--- Extracted records ---

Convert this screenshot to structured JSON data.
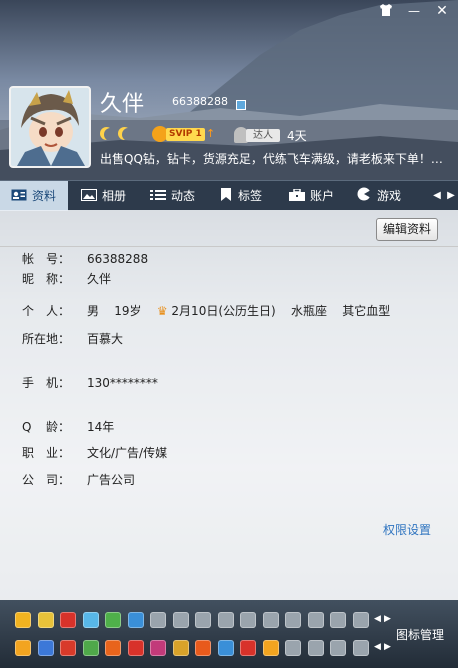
{
  "window": {
    "skin_icon": "tshirt-icon",
    "minimize_icon": "minimize-icon",
    "close_icon": "close-icon",
    "close_glyph": "✕",
    "minimize_glyph": "—"
  },
  "profile": {
    "nickname": "久伴",
    "qq_number": "66388288",
    "svip_label": "SVIP 1",
    "daren_label": "达人",
    "days": "4天",
    "signature": "出售QQ钻，钻卡，货源充足，代练飞车满级，请老板来下单！…"
  },
  "tabs": [
    {
      "label": "资料",
      "icon": "profile-card-icon",
      "active": true
    },
    {
      "label": "相册",
      "icon": "album-icon",
      "active": false
    },
    {
      "label": "动态",
      "icon": "feed-icon",
      "active": false
    },
    {
      "label": "标签",
      "icon": "bookmark-icon",
      "active": false
    },
    {
      "label": "账户",
      "icon": "briefcase-icon",
      "active": false
    },
    {
      "label": "游戏",
      "icon": "game-icon",
      "active": false
    }
  ],
  "edit_button": "编辑资料",
  "fields": {
    "account": {
      "label_a": "帐",
      "label_b": "号：",
      "value": "66388288"
    },
    "nick": {
      "label_a": "昵",
      "label_b": "称：",
      "value": "久伴"
    },
    "personal": {
      "label_a": "个",
      "label_b": "人：",
      "gender": "男",
      "age": "19岁",
      "birthday": "2月10日(公历生日)",
      "zodiac": "水瓶座",
      "blood": "其它血型"
    },
    "location": {
      "label": "所在地：",
      "value": "百慕大"
    },
    "phone": {
      "label_a": "手",
      "label_b": "机：",
      "value": "130********"
    },
    "qage": {
      "label_a": "Q",
      "label_b": "龄：",
      "value": "14年"
    },
    "job": {
      "label_a": "职",
      "label_b": "业：",
      "value": "文化/广告/传媒"
    },
    "company": {
      "label_a": "公",
      "label_b": "司：",
      "value": "广告公司"
    }
  },
  "permission_link": "权限设置",
  "icon_manager": "图标管理"
}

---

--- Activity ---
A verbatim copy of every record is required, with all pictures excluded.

--- Completed task ---
Convert this screenshot to structured JSON data.
{
  "window": {
    "skin_icon": "tshirt-icon",
    "minimize_icon": "minimize-icon",
    "close_icon": "close-icon",
    "close_glyph": "✕",
    "minimize_glyph": "—"
  },
  "profile": {
    "nickname": "久伴",
    "qq_number": "66388288",
    "svip_label": "SVIP 1",
    "daren_label": "达人",
    "days": "4天",
    "signature": "出售QQ钻，钻卡，货源充足，代练飞车满级，请老板来下单！…"
  },
  "tabs": [
    {
      "label": "资料",
      "icon": "profile-card-icon",
      "active": true
    },
    {
      "label": "相册",
      "icon": "album-icon",
      "active": false
    },
    {
      "label": "动态",
      "icon": "feed-icon",
      "active": false
    },
    {
      "label": "标签",
      "icon": "bookmark-icon",
      "active": false
    },
    {
      "label": "账户",
      "icon": "briefcase-icon",
      "active": false
    },
    {
      "label": "游戏",
      "icon": "game-icon",
      "active": false
    }
  ],
  "edit_button": "编辑资料",
  "fields": {
    "account": {
      "label_a": "帐",
      "label_b": "号：",
      "value": "66388288"
    },
    "nick": {
      "label_a": "昵",
      "label_b": "称：",
      "value": "久伴"
    },
    "personal": {
      "label_a": "个",
      "label_b": "人：",
      "gender": "男",
      "age": "19岁",
      "birthday": "2月10日(公历生日)",
      "zodiac": "水瓶座",
      "blood": "其它血型"
    },
    "location": {
      "label": "所在地：",
      "value": "百慕大"
    },
    "phone": {
      "label_a": "手",
      "label_b": "机：",
      "value": "130********"
    },
    "qage": {
      "label_a": "Q",
      "label_b": "龄：",
      "value": "14年"
    },
    "job": {
      "label_a": "职",
      "label_b": "业：",
      "value": "文化/广告/传媒"
    },
    "company": {
      "label_a": "公",
      "label_b": "司：",
      "value": "广告公司"
    }
  },
  "permission_link": "权限设置",
  "icon_manager": "图标管理"
}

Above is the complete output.